This is a piece from the Dave Dahl Collection. This is a piece from the Dave Dahl Collection. Please feel free to contact us with your best offers! Please include item title or SKU.

Type of Object

Figure, statue

Country of Origin

DR Congo

Ethnicity

Teke

Material

Wood, pigment, beads and bone or teeth

Approximate Age

Unknown

Height (Inches)

14.5"

Width (Inches)

5"

Depth (Inches)

3.5"

Weight (Pounds)

2.5 lbs

Overall Condition

Missing part of right foot. Cracking and wear and tear.

Tribe Information

About the Teke People

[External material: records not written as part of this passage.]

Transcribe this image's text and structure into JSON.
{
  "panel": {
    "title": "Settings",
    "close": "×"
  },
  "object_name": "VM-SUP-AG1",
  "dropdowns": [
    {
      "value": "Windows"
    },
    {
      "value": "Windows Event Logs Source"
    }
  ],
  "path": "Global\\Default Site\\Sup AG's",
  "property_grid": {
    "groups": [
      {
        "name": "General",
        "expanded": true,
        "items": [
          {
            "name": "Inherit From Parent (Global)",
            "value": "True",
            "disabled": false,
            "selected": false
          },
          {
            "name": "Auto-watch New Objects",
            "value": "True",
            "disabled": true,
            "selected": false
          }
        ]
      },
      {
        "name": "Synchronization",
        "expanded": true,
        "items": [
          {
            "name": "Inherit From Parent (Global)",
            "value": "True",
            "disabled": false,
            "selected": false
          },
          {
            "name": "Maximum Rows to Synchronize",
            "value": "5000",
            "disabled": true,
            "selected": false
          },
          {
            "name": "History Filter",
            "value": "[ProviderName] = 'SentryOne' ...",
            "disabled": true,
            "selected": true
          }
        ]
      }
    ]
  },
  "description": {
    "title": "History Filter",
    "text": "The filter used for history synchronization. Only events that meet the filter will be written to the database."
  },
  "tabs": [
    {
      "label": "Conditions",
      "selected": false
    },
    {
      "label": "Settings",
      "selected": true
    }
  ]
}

“The Teke people settled in a territory lying across the Republic of Congo, the Democratic Republic of Congo (formerly Zaire) and Gabon. During the 15th century, they were integrated into the Tio kingdom, but attained independence in the 17th century. Today, they live in villages led by a clan elder known as the Mfumu, who answers to a hereditary land-chief called Mfumu na tzee. Their economy is mainly based on farming maize, millet and tobacco, but the Teke are also skilled fishermen and traders. They believe in a supreme God, Nzambi, whose favours can be objtained with the help of tutelary spirits. Teke artists carved figures predominantly surrounded by fetish material, known as Bilongo. These figures protect and assist the Teke and, if a fetish figure successfully demonstrates its power, its owner may detach its Bilongo, break it into several pieces and insert fragments into other figures. He will then sell the new figures to neighbouring families, leaving the original statue with an emaciated body.”